> **WHAT NEEDS TO BE DONE**
Run through the data and copy out every line that mentions the word "settings".

(MATERIAL TO PROCESS)

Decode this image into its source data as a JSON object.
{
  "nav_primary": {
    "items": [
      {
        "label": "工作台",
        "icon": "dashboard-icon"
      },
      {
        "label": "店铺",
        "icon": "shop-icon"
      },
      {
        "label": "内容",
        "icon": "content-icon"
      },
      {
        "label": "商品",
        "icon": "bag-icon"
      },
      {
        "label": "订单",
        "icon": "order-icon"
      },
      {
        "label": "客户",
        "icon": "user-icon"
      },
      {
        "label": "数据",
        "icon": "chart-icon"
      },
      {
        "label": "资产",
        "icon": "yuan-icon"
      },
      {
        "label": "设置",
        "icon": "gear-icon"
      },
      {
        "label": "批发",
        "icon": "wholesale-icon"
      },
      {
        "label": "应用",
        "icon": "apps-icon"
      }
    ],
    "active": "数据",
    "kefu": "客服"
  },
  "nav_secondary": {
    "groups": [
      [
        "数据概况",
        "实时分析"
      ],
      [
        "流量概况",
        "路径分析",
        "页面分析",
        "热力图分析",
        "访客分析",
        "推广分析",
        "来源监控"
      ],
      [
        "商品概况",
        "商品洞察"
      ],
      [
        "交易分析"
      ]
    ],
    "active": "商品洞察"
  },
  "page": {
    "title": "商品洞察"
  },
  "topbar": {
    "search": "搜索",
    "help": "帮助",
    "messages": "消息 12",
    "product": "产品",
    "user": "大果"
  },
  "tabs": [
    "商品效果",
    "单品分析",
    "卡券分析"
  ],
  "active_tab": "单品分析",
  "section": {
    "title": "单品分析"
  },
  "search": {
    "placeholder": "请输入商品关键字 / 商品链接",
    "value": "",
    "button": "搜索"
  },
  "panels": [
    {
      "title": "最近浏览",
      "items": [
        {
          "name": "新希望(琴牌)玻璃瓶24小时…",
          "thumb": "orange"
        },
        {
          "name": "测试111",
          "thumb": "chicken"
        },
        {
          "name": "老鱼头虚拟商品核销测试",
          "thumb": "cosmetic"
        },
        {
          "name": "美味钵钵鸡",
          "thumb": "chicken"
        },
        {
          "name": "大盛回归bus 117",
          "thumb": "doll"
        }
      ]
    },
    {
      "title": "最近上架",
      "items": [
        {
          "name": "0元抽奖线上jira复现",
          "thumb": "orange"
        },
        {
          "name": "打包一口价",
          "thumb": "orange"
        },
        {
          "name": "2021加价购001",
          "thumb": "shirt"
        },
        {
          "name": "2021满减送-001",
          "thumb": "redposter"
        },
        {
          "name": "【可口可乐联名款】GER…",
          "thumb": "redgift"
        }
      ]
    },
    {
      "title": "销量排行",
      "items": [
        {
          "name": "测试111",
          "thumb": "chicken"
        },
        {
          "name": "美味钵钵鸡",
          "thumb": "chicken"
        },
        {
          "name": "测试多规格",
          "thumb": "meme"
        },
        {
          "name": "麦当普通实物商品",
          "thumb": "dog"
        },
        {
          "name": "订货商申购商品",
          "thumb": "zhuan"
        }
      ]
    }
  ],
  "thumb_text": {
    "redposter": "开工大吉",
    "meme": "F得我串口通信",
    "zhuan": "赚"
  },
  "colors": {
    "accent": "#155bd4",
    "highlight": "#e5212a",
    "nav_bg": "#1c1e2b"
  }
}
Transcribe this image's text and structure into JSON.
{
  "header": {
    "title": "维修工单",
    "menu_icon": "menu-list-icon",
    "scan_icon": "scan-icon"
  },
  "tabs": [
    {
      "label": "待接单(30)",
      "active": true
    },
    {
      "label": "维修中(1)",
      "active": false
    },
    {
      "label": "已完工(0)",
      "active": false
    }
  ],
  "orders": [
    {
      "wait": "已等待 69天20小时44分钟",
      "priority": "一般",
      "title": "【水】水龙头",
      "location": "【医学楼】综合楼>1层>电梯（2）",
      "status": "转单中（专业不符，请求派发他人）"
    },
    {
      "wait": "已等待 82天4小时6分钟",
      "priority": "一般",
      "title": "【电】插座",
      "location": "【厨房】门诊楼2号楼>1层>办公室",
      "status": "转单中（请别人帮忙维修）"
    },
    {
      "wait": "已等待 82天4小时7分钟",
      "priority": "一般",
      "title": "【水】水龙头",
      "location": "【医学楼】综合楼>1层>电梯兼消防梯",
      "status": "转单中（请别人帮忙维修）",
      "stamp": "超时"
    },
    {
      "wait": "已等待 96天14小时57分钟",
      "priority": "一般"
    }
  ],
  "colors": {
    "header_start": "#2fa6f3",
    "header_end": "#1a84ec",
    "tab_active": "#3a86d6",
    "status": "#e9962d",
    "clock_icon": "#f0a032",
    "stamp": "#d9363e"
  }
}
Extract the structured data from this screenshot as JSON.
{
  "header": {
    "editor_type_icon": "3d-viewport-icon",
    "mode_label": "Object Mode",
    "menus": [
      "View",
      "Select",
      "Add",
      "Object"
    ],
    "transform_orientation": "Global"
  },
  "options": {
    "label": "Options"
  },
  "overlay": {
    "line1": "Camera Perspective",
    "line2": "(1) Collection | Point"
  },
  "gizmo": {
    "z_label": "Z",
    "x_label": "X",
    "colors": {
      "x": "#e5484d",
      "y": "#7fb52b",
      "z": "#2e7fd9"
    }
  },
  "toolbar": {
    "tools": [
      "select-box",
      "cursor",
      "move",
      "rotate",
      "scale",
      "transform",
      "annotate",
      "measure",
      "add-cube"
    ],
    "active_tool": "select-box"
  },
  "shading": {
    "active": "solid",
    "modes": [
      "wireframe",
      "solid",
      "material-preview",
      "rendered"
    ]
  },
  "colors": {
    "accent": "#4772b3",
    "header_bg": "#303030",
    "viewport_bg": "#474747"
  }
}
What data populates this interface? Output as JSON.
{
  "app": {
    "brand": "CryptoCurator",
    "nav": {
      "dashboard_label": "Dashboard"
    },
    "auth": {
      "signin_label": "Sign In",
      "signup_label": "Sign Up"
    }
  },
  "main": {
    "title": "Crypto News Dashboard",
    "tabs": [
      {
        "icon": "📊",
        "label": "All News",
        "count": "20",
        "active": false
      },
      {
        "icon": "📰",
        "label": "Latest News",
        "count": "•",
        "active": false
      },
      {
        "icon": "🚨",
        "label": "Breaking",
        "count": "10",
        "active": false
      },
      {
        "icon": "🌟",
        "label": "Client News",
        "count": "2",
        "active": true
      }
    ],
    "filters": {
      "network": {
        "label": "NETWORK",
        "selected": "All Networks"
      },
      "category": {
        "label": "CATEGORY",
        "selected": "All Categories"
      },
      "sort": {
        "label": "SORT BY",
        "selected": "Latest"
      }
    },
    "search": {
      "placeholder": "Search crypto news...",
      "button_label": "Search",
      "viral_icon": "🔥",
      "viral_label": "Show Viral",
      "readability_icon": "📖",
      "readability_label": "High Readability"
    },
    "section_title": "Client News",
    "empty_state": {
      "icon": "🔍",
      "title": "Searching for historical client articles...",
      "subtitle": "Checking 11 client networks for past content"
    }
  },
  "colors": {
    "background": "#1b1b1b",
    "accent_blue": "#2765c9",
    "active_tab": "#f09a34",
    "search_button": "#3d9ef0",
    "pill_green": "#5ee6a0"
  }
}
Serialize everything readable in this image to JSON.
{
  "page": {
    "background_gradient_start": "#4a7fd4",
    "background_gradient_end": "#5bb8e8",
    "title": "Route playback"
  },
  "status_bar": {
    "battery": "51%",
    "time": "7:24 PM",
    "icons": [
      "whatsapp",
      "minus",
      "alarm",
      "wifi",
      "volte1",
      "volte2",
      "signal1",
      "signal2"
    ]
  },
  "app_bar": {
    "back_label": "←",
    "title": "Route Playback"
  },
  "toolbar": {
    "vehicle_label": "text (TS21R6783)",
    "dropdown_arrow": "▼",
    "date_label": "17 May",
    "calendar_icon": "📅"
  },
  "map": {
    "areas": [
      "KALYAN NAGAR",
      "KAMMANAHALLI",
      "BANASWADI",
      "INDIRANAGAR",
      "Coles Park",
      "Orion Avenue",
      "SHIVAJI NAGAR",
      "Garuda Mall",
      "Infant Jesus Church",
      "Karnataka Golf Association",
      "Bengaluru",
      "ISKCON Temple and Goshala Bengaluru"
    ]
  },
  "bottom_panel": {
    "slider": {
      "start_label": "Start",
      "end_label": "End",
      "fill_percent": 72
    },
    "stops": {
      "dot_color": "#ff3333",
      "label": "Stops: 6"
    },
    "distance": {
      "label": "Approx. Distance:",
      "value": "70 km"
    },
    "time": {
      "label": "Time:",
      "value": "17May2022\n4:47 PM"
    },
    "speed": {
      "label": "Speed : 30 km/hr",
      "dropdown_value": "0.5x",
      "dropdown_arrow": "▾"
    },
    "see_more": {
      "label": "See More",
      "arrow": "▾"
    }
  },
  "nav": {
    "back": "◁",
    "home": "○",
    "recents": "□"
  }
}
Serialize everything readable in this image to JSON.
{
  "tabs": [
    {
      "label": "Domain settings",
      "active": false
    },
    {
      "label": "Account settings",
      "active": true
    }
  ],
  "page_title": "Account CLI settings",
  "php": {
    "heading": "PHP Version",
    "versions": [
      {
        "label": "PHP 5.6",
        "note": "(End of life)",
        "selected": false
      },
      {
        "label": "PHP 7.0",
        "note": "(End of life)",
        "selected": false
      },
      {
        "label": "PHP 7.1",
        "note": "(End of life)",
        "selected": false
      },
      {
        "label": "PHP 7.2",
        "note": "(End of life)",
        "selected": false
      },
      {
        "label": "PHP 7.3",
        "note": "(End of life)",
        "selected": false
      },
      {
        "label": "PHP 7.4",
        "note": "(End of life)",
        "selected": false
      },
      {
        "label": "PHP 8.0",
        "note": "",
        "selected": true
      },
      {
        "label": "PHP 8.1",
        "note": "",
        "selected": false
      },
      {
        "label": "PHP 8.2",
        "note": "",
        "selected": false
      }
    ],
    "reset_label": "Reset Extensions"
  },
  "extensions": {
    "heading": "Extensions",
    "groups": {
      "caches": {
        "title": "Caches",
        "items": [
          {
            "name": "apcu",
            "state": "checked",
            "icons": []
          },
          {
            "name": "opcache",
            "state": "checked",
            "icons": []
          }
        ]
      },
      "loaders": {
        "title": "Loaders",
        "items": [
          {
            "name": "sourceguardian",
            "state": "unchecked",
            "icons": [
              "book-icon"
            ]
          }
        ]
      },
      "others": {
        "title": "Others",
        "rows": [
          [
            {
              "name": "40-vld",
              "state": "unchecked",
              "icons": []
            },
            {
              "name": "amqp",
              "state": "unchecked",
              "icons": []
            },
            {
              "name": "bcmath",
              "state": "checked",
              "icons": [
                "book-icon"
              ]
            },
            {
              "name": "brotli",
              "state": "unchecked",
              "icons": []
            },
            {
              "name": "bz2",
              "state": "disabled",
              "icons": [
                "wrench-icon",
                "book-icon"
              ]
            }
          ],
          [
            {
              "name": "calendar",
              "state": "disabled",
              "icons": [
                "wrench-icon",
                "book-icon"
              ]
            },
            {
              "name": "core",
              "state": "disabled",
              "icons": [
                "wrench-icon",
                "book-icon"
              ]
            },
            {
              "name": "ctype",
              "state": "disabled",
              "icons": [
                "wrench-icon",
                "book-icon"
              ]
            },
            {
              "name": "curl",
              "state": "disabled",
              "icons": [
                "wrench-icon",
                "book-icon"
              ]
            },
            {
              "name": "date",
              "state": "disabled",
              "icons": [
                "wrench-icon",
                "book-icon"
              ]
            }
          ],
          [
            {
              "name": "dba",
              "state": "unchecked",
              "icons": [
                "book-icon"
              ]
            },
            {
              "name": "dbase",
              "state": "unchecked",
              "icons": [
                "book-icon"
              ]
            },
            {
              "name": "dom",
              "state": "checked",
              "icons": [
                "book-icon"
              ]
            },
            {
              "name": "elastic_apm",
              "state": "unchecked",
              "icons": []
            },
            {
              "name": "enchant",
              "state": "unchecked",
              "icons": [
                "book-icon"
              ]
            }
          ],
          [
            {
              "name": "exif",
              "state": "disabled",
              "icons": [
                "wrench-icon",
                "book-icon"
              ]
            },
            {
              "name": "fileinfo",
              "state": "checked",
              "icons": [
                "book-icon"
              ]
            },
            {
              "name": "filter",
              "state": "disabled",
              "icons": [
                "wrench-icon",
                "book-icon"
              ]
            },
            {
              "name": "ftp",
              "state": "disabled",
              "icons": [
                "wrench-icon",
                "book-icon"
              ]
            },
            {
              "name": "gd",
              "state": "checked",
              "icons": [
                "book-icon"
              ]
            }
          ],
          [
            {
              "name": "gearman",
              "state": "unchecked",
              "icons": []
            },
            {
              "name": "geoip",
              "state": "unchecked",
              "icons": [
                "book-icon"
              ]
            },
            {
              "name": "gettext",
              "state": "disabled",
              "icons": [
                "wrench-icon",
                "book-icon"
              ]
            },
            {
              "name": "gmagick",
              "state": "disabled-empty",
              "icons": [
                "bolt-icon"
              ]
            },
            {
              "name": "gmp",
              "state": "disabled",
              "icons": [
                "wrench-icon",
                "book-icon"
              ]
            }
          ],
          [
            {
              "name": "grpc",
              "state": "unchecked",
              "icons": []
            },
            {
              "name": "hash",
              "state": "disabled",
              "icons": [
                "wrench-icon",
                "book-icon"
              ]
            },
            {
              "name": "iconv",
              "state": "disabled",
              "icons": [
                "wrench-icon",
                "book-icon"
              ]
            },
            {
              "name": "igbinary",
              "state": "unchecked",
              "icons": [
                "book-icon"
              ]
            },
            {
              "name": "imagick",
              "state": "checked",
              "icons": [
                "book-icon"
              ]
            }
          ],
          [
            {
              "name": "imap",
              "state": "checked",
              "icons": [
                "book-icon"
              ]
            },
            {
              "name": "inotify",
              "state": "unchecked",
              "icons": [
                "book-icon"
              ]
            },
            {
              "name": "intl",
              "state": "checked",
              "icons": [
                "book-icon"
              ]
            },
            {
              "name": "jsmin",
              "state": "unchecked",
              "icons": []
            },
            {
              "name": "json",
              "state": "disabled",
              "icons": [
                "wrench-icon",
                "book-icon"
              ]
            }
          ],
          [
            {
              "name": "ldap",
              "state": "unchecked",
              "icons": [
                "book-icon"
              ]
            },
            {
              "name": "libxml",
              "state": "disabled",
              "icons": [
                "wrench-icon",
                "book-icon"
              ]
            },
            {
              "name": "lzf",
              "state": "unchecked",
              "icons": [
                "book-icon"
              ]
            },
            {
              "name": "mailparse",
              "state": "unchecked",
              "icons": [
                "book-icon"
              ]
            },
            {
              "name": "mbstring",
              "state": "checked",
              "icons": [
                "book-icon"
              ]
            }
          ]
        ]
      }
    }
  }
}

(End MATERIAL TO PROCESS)

> **RESULT OF THE EXERCISE**
      "label": "Domain settings",
      "label": "Account settings",
  "page_title": "Account CLI settings",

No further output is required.